I also had the opportunity to talk to the children’s parents, after which one of them came to me and said, “I also realize that I have forgotten Fukushima. I want to give some help.” Another parent took the trouble to call me by phone and said, “I’ve decided to visit Fukushima with my husband. There’s nothing much I can do, but I thought that doing some shopping there will somehow be a way to help the people there.” I was very happy to hear that”
I was impressed by the positive attitude of Mr. Yoshimura, who had tried to work in solidarity with the residents of Fukushima by sharing his experiences and observations with others. Next I would like to present the impressions of Nobuhito Kubo, a young leader of educational activities for children at Rokko Church.
“Before starting our volunteer activities, the president of the social welfare organization greeted us warmly, saying, ”This area has long been famous for its culture, but all that changed from the day of the disaster. Thanks to you volunteers, little by little progress is being made. I want to see this town revitalized again. All of you are here to save this Kodaka region.”The work started from the houses that had asked for help, and we cleaned them and their gardens as well. The first day we worked only in the morning, and when we had finished there, we went to the town of Namie and the ocean shore the Fukushima nuclear plant. Since the zone was officially “off limits,” we had to go through an imposing array of police guards. When we entered a primary school near the Fukushima nuclear plant, on the blackboard of a classroom that had been totally destroyed we saw a message left by children who had graduated from this school. The message read, “Surely rising again.” This made me feel strongly that everybody—the graduates of this primary school, the residents of the village who had had to evacuate it after the disaster, but were now ready to return home again, as well as the staff of the social welfare organization who were taking care of us all had a great love for the town.”
Looking at the writing on the blackboard, I could not help saying a prayer for the children.
When one gets involved with the issues regarding Fukushima, one is compelled to take a stand and choose one out of several possible options.
Option 1: Fukushima is a radioactive contaminated place, unfit for human life. If one takes this view, true assistance to Fukushima consists of promoting the evacuation of the residents and demanding government help to implement this. For Fukushima then, reconstruction will take place more than 100 years from now.
Option 2: The radioactive contamination resulting from the nuclear plant accident is not of a level to significantly affect the health of the residents. If one takes this option, then the inhabitants must be encouraged to return home and the reconstruction of the region positively promoted,
Option 3: It’s difficult to assess the effects of the radiation, but, since people are in fact living in Fukushima, another option is to join them.
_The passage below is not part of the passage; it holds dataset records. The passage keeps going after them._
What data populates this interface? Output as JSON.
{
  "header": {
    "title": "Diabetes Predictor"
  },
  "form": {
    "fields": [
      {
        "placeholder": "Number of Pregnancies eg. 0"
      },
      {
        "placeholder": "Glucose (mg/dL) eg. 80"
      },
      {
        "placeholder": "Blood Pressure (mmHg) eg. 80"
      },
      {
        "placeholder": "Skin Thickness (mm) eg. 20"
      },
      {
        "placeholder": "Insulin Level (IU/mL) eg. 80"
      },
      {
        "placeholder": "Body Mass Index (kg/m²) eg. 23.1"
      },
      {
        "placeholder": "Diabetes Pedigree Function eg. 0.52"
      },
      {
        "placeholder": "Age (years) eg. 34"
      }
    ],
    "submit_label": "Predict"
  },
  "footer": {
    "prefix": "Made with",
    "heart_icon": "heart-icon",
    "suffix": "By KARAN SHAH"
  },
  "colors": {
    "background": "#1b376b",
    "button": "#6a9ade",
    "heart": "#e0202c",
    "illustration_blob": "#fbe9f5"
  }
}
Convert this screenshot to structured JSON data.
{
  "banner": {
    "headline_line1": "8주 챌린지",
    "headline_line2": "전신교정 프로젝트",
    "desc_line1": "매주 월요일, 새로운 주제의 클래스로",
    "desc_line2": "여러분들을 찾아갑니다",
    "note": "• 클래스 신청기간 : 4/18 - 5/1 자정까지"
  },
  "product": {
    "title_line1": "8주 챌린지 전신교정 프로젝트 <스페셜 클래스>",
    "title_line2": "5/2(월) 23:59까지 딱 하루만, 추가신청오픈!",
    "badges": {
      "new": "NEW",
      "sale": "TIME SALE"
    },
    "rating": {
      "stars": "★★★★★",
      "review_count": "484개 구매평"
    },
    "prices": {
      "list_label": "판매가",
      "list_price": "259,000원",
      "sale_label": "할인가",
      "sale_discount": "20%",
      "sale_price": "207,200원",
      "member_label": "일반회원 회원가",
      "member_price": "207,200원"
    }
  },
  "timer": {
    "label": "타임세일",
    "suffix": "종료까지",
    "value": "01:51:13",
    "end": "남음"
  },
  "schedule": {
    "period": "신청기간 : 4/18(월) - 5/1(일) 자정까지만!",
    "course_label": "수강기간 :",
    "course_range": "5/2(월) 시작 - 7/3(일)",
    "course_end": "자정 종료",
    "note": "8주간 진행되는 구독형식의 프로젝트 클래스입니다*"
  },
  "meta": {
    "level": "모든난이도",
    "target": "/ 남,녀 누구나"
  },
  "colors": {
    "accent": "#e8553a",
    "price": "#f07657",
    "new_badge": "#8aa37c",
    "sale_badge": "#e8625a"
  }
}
Visit them, keep in contact with them, accompany them in their joys and sorrows…and together with them grope for a solution.
I myself am now considering which option I should choose. What about you, who are reading this article? If this article is of any help to you in deciding, I shall be very happy.